Understanding and Breaking the Self Harm Cycle

In this video, Dr Pooky Knightsmith explores why it can be difficult for people to stop self harming due to the self harm cycle. She looks at practical ways of breaking the cycle and the importance of trying to do so as early as possible, whilst remembering that it is never too late to start.

Organisation View all organisations

The Youth Wellbeing Directory from the Anna Freud Centre

(Featured resource)The Youth Wellbeing Directory is an online directory of organisations that support young people with a wide range of mental health and wellbeing issues. You can search by postcode or keywords, and quickly find the details of local organisations and services that can support the needs of young people and families.

MIND, the Mental Health Charity

(Featured resource)Every year, one in four of us will experience a mental health problem but hundreds of thousands of people are still struggling. MIND believe no-one should have to face a mental health problem alone. They will listen, give you support and advice, and fight your corner.

Young Minds

(Featured resource)Young Minds is a leading UK charity focusing on mental health and wellbeing in young people. They provide comprehensive help and advice on a variety of topics including what mental health is, feelings and symptoms, conditions, how to look after yourself and so much more.

Audio

Child in Mind: Why do some people Self-Harm?

Self-harming behaviour is becoming more common according to recent statistics, and particularly among young people between 16 and 25 years, but what is self-harming behaviour, why do people do it and what help is available for those affected?

Self-Harm

(Featured resource)This webpage is for parents and carers who may be worried about self-harm in their teenage child. The site includes a four step guide to support parents, and a PDF guide called “Talking to your teenager about self-harm”.

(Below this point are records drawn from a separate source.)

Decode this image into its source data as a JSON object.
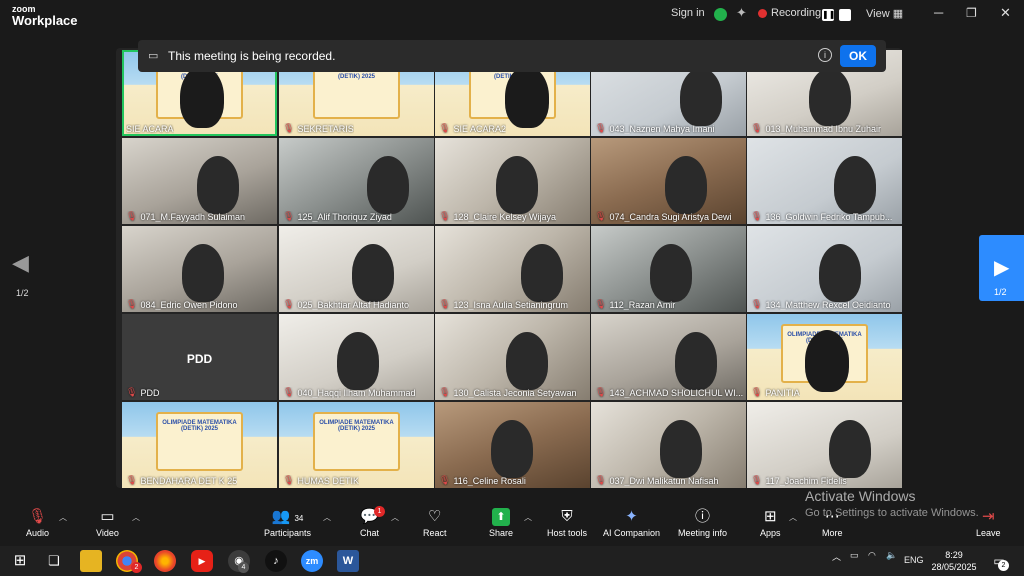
{
  "app": {
    "logo_line1": "zoom",
    "logo_line2": "Workplace",
    "sign_in": "Sign in",
    "recording": "Recording...",
    "view": "View"
  },
  "banner": {
    "text": "This meeting is being recorded.",
    "ok": "OK"
  },
  "paging": {
    "left": "1/2",
    "right": "1/2"
  },
  "tile_text": {
    "pdd_large": "PDD",
    "banner_title": "OLIMPIADE MATEMATIKA (DETIK) 2025"
  },
  "participants": [
    "SIE ACARA",
    "SEKRETARIS",
    "SIE ACARA2",
    "043_Naznen Mahya Imani",
    "013_Muhammad Ibnu Zuhair",
    "071_M.Fayyadh Sulaiman",
    "125_Alif Thoriquz Ziyad",
    "128_Claire Kelsey Wijaya",
    "074_Candra Sugi Aristya Dewi",
    "136_Goldwin Fedriko Tampub...",
    "084_Edric Owen Pidono",
    "025_Bakhtiar Altaf Hadianto",
    "123_Isna Aulia Setianingrum",
    "112_Razan Amir",
    "134_Matthew Rexcel Oeidianto",
    "PDD",
    "040_Haqqi Ilham Muhammad",
    "130_Calista Jeconia Setyawan",
    "143_ACHMAD SHOLICHUL WI...",
    "PANITIA",
    "BENDAHARA DET K 25",
    "HUMAS DETIK",
    "116_Celine Rosali",
    "037_Dwi Malikatun Nafisah",
    "117_Joachim Fidelis"
  ],
  "toolbar": {
    "audio": "Audio",
    "video": "Video",
    "participants": "Participants",
    "participants_count": "34",
    "chat": "Chat",
    "chat_badge": "1",
    "react": "React",
    "share": "Share",
    "host_tools": "Host tools",
    "ai_companion": "AI Companion",
    "meeting_info": "Meeting info",
    "apps": "Apps",
    "more": "More",
    "leave": "Leave"
  },
  "watermark": {
    "line1": "Activate Windows",
    "line2": "Go to Settings to activate Windows."
  },
  "taskbar": {
    "lang": "ENG",
    "time": "8:29",
    "date": "28/05/2025",
    "notif_count": "2",
    "chrome_badge": "2",
    "app_badge": "4",
    "zoom_label": "zm",
    "word_label": "W"
  },
  "colors": {
    "accent": "#0e72ed",
    "active_speaker": "#22c55e",
    "muted": "#e04a4a",
    "nav_blue": "#2d8cff"
  }
}
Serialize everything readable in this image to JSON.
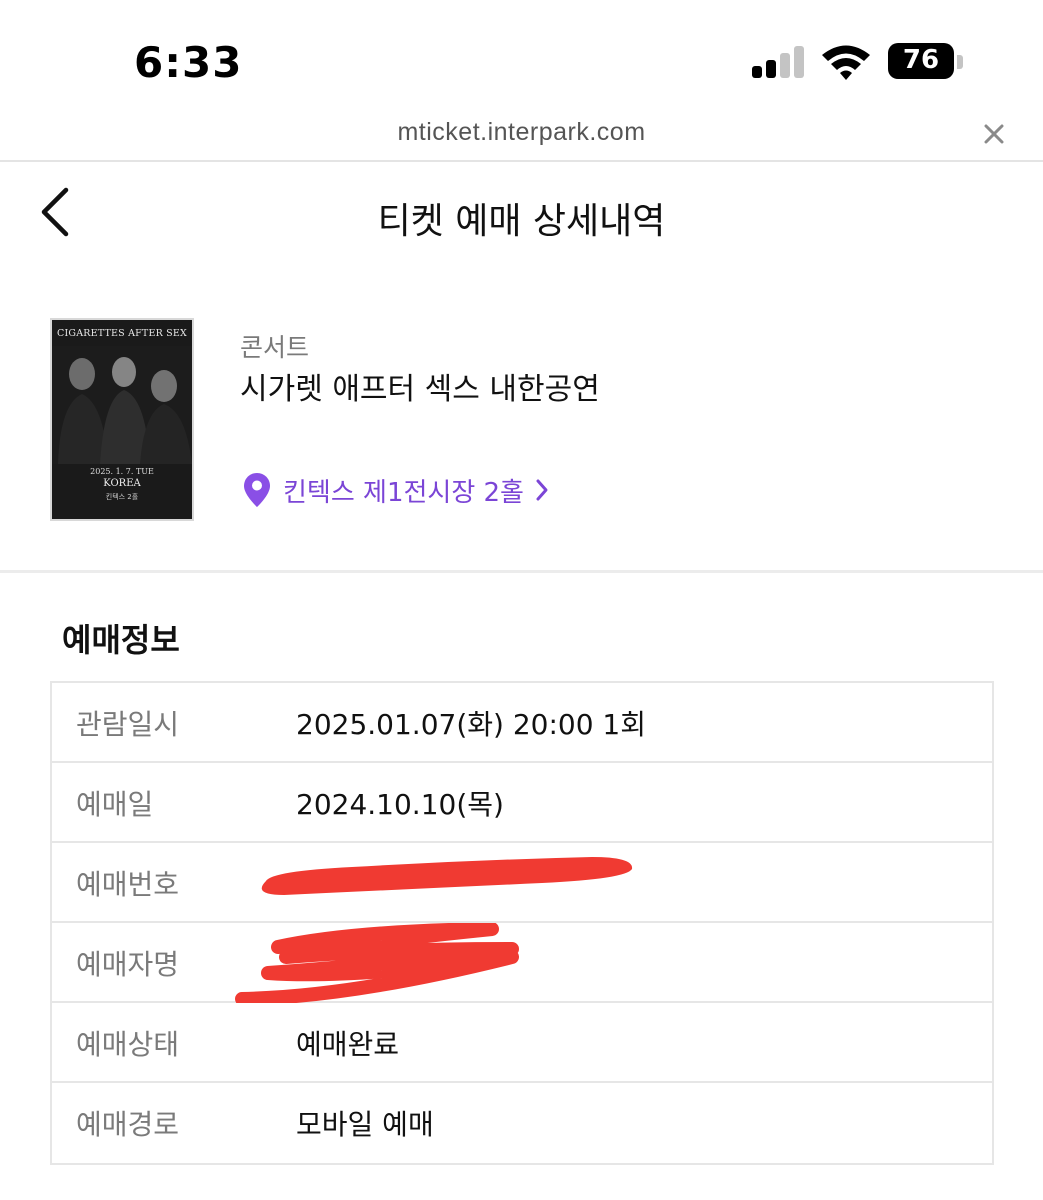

The Youth Wellbeing Directory from the Anna Freud Centre

(Featured resource)The Youth Wellbeing Directory is an online directory of organisations that support young people with a wide range of mental health and wellbeing issues. You can search by postcode or keywords, and quickly find the details of local organisations and services that can support the needs of young people and families.

The ’13 Reasons Why’ Toolkit

’13 Reasons Why’, is a hit Netflix show that focusses on the fictional suicide of a teenage girl in an American High School, and the causes and circumstances that surrounded that, including bullying and sexual violence. For Series Two of the show, Netflix commissioned a toolkit of resources and advice for parents, educators and young people.

The ’13 Reasons Why’ Toolkit

’13 Reasons Why’, is a hit Netflix show that focusses on the fictional suicide of a teenage girl in an American High School, and the causes and circumstances that surrounded that, including bullying and sexual violence. For Series Two of the show, Netflix commissioned a toolkit of resources and advice for parents, educators and young people.

Coping With Self Harm – A Guide for Parents

This guide was developed from talking to parents and carers of young people and is aimed at helping parents, carers, other family members and friends cope when a young person is self-harming.

Self Harm – Family and Friends

This leaflet from Harmless aims to provide support for friends and family members of a young person, or any person, who self harms. It provides information on what self harm is, why people self harm, what causes people to self harm, and how to help someone who self harms.

Blog / personal article

What Not to Say if a Child is Self-Harming

In this blog post, Pooky Knightsmith shares a few points on what not to say to a child who is showing self harm behaviours, as well of some advice on how to have a positive conversation about self harm. The advice in this blog post is all suggested by young people and provides helpful pointers for friends, teachers or parents.

News article

Young Men are Hidden Self-Harmers

When it comes to information on self-harm, young men are often overlooked. A YouGov Survey commissioned by three leading youth charities found an alarming number of men were self-harming or had considered it. The Mix writes up the findings from this report and discusses how we can help young men when they are not okay.